This is a long one, so I’m going to insert my comments within the letter itself. You’ll know it’s me because it’s in red and it’s not italicized.
First, thanks for your great blog. Great information that can't be found anywhere else.
Here is my question: have you seen [a site that allows authors to post their stories on the Internet and receive feedback]?
Yes, I have seen the site, but I haven't read any of the posts.
I'd really like your opinion on the site and the concept. The intent is to provide a convenient place for aspiring, and published, LDS authors to post their work for others to review and provide feedback. The site is completely free and includes auto-notification to let those who are members know when new content or comments are posted.
My assumption is that the typical "publisher" response will be negative. Maybe something along the lines of, "Free content on web? We're doomed!" But I'm hopeful that more progressive publishers will see it for the boon that it can be.
Yes, many publishers will see it that way.
Here's how I think it can help publishers:
1) Market Development - Publishers want to sell more books. You posted a great example recently of an author building some viral buzz for her book.[website] can get the buzz started. Would publishers rather publish the work of an author with no email list or with a long list of avid readers? [website] provides a way for authors to start building their list.
Yes, in this way the site is a positive thing--IF the authors are able to capture the e-mail addresses of everyone who visits or registers on the site. If there is no way to contact those avid readers when the book is released, then it really doesn't help.
2) Market Understanding - I know publishers are really good at what they do, but they could always use more market intelligence. Reviews and comments on [website] could provide one more--actually several more-- data points to judge the potential market acceptance of the work.
Yes, if there was a way for the publisher to determine the demographics of the people who post comments--who liked it, who didn't--and use that info to target their audience, then it would be helpful. However, I am guessing (and this is just a guess) that most of the people who come to the site and post positive comments already have a vested interest in the author--friends and family, fellow writers, etc. Unless your site was getting lots and lots of hits a day from a large cross-section of readers and most of those readers were posting comments, then the comments may not be helpful.
3) Author Development - There is a no doubt a lot of junk out there. [website] provides a free platform for authors to get their work out for the world to see and comment. The reviews may not be professional quality, but practice is practice. Why not a sentence at the bottom of the standard rejection letter: "You might consider posting a portion of your work on [website]..."
This is the best reason for having a site like [website]--to help inexperienced writers hone their craft and to practice getting it out to readers they might not normally have contact with. For that reason alone, I am glad to see that this site exists.
One of my concerns is that the writers may not be getting helpful or correct feedback. A comment that says, "I loved this" or "This stinks" is not productive. Comments that say why they liked/disliked it are more valuable. However, you can't know the expertise of the commenter. When someone suggests doing something differently, do they know what they're talking about? I see suggestions on other sites (and hear them at writers conferences), sometimes by experienced published writers, that are so off track I hope no one follows them.

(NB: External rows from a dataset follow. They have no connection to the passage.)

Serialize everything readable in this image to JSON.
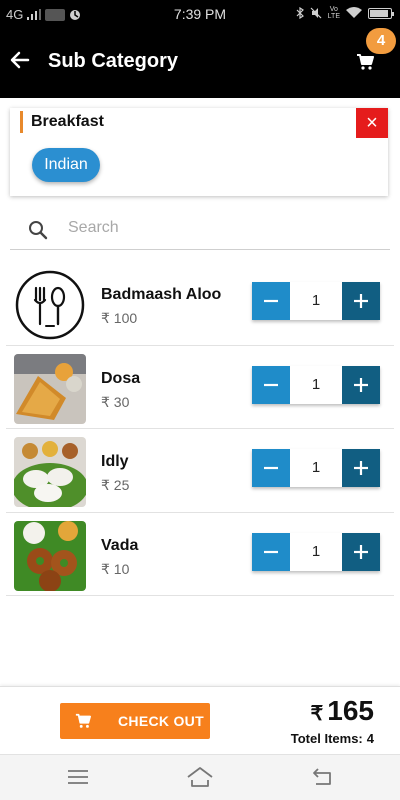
{
  "status_bar": {
    "network": "4G",
    "time": "7:39 PM",
    "battery_level": 0.9,
    "icons": [
      "signal-icon",
      "sync-icon",
      "bluetooth-icon",
      "mute-icon",
      "volte-icon",
      "wifi-icon",
      "battery-icon"
    ]
  },
  "app_bar": {
    "title": "Sub Category",
    "cart_count": "4"
  },
  "category": {
    "title": "Breakfast",
    "close_label": "×",
    "chips": [
      "Indian"
    ]
  },
  "search": {
    "placeholder": "Search",
    "value": ""
  },
  "currency": "₹",
  "products": [
    {
      "name": "Badmaash Aloo",
      "price": "₹ 100",
      "quantity": "1",
      "image": "cutlery-logo"
    },
    {
      "name": "Dosa",
      "price": "₹ 30",
      "quantity": "1",
      "image": "dosa-photo"
    },
    {
      "name": "Idly",
      "price": "₹ 25",
      "quantity": "1",
      "image": "idly-photo"
    },
    {
      "name": "Vada",
      "price": "₹ 10",
      "quantity": "1",
      "image": "vada-photo"
    }
  ],
  "footer": {
    "checkout_label": "CHECK OUT",
    "total": "165",
    "total_items_label": "Totel Items:",
    "total_items_count": "4"
  },
  "colors": {
    "accent_orange": "#f7801c",
    "badge_orange": "#f29c3f",
    "chip_blue": "#2b8fd1",
    "minus_blue": "#1f8cc9",
    "plus_blue": "#115e82",
    "close_red": "#e51c1c"
  }
}
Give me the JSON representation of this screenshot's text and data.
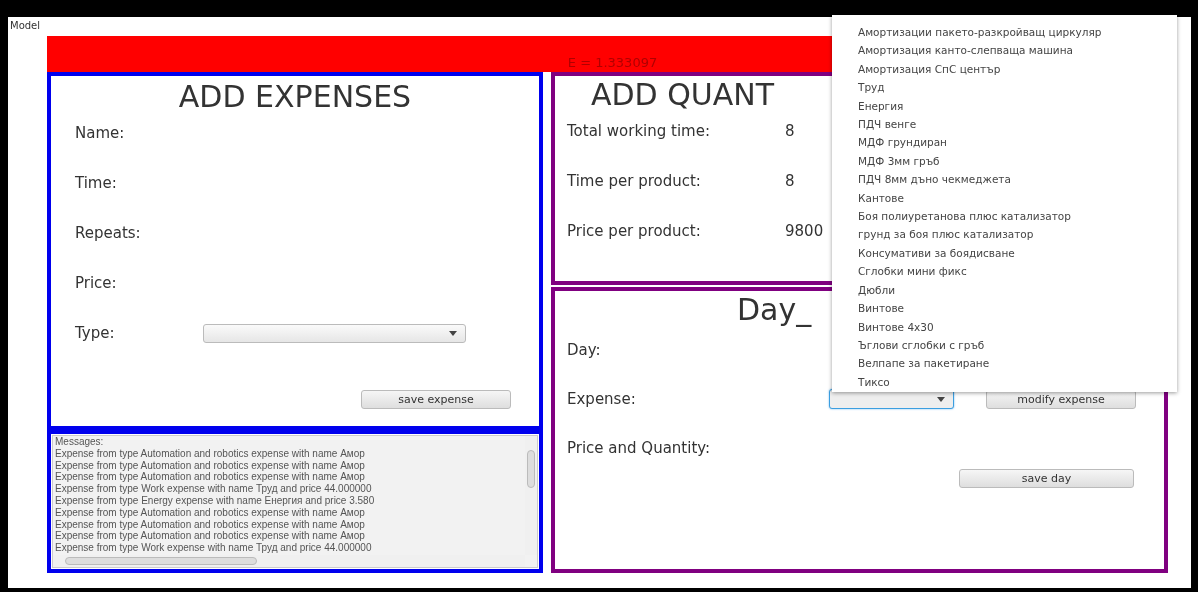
{
  "window": {
    "title": "Model"
  },
  "status_bar": {
    "text": "E = 1.333097"
  },
  "expenses_panel": {
    "title": "ADD EXPENSES",
    "fields": [
      {
        "kind": "text",
        "label": "Name:"
      },
      {
        "kind": "text",
        "label": "Time:"
      },
      {
        "kind": "text",
        "label": "Repeats:"
      },
      {
        "kind": "text",
        "label": "Price:"
      },
      {
        "kind": "combo",
        "label": "Type:"
      }
    ],
    "button": "save expense"
  },
  "messages": {
    "label": "Messages:",
    "lines": [
      "Expense from type Automation and robotics expense with name Амор",
      "Expense from type Automation and robotics expense with name Амор",
      "Expense from type Automation and robotics expense with name Амор",
      "Expense from type Work expense with name Труд and price 44.000000",
      "Expense from type Energy expense with name Енергия and price 3.580",
      "Expense from type Automation and robotics expense with name Амор",
      "Expense from type Automation and robotics expense with name Амор",
      "Expense from type Automation and robotics expense with name Амор",
      "Expense from type Work expense with name Труд and price 44.000000"
    ]
  },
  "quantity_panel": {
    "title": "ADD QUANT",
    "rows": [
      {
        "label": "Total working time:",
        "value": "8"
      },
      {
        "label": "Time per product:",
        "value": "8"
      },
      {
        "label": "Price per product:",
        "value": "9800"
      }
    ]
  },
  "day_panel": {
    "title": "Day_",
    "day_label": "Day:",
    "expense_label": "Expense:",
    "modify_button": "modify expense",
    "price_label": "Price and Quantity:",
    "save_button": "save day"
  },
  "dropdown": {
    "items": [
      "Амортизации пакето-разкройващ циркуляр",
      "Амортизация канто-слепваща машина",
      "Амортизация СпС център",
      "Труд",
      "Енергия",
      "ПДЧ венге",
      "МДФ грундиран",
      "МДФ 3мм гръб",
      "ПДЧ 8мм дъно чекмеджета",
      "Кантове",
      "Боя полиуретанова плюс катализатор",
      "грунд за боя плюс катализатор",
      "Консумативи  за боядисване",
      "Сглобки мини фикс",
      "Дюбли",
      "Винтове",
      "Винтове 4х30",
      "Ъглови сглобки с гръб",
      "Велпапе за пакетиране",
      "Тиксо"
    ]
  }
}
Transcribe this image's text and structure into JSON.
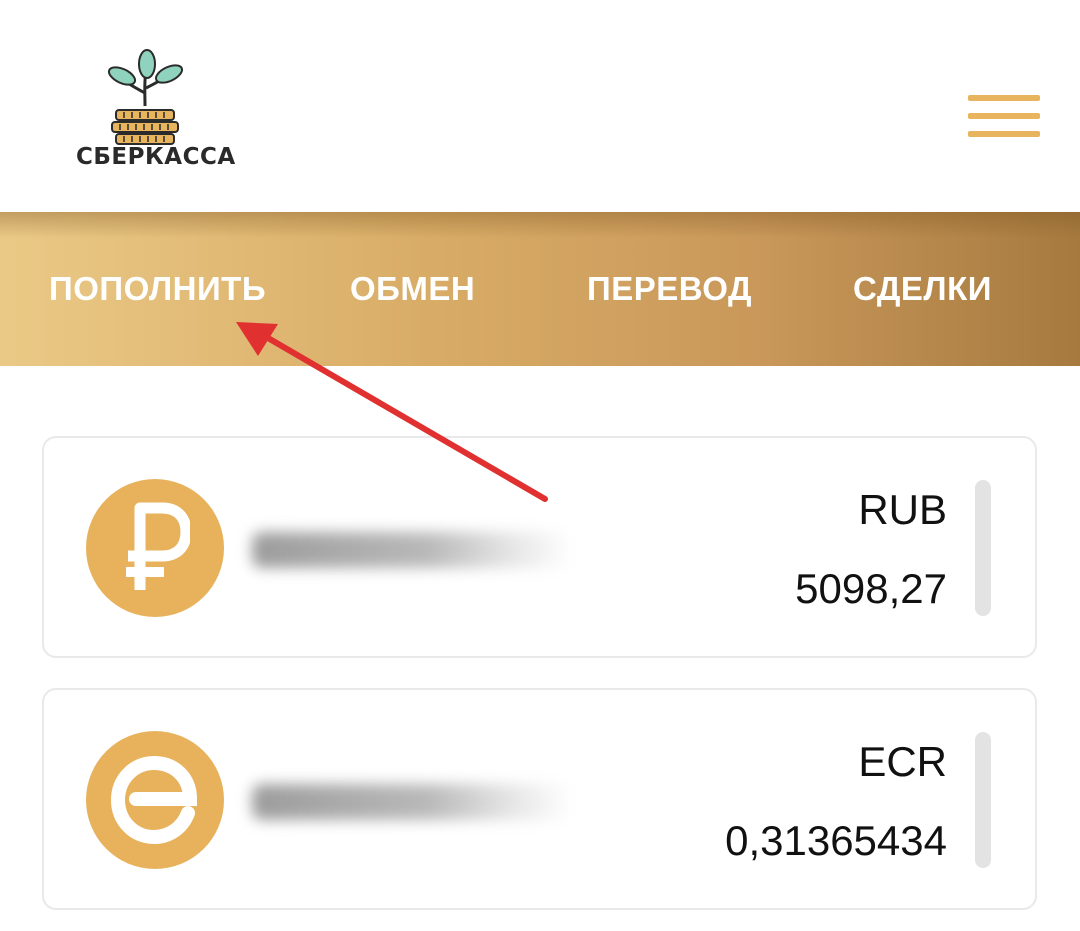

So to those who have posted on this site, great. Just take the comments with a grain of salt.
And this concept is too new for me to even consider recommending it as part of my standard rejection letter. (See also my last comment.)
4) It is Never Going to Replace Print! - It is a rare individual that is willing to sit in front of a screen and read an entire novel. With the cost of ink and paper, it is much cheaper to go down to your local Deseret Book and buy the book than try to print it out yourself. [website] will never replace traditional book publishing. On the contrary, it will create a number of vocal advocates that will help drive sales as the book goes into print.
You are right, this is not going to replace the printed book. However, I know from experience that it does have an impact on sales. I had an author post his entire manuscript on the Internet--after I had already published his book. His business cards referred readers to the Internet site. Sales dropped almost immediately--enough that I seriously considered suing him for breach of contract. I decided against it for other reasons, but I was really ticked and I absolutely, positively will never publish anything else that this man writes. And if I hear that other publishers (my friends and colleagues) are considering publishing a book by him, I will definitely share my experience with them.
Well those are my opinions, but what I would really like is yours.
I reserve the right to change my mind at some future time, but as it stands right now, I personally, would not have a problem with an author posting short stories or works they didn't intend to publish. This gets them some experience and name recognition. But if they are posting works they intend to publish, my biggest concern is the protection of the author's copyright. Someone could steal the work and publish under their own name before the true author was able to publish or be publishing simultaneously with the real author. I would never be able to determine if that was happening. If that were to happen, it would really cause a sticky and very expensive mess. For that reason, I would have to think long and hard about publishing a book that had been published in its entirety on the Internet.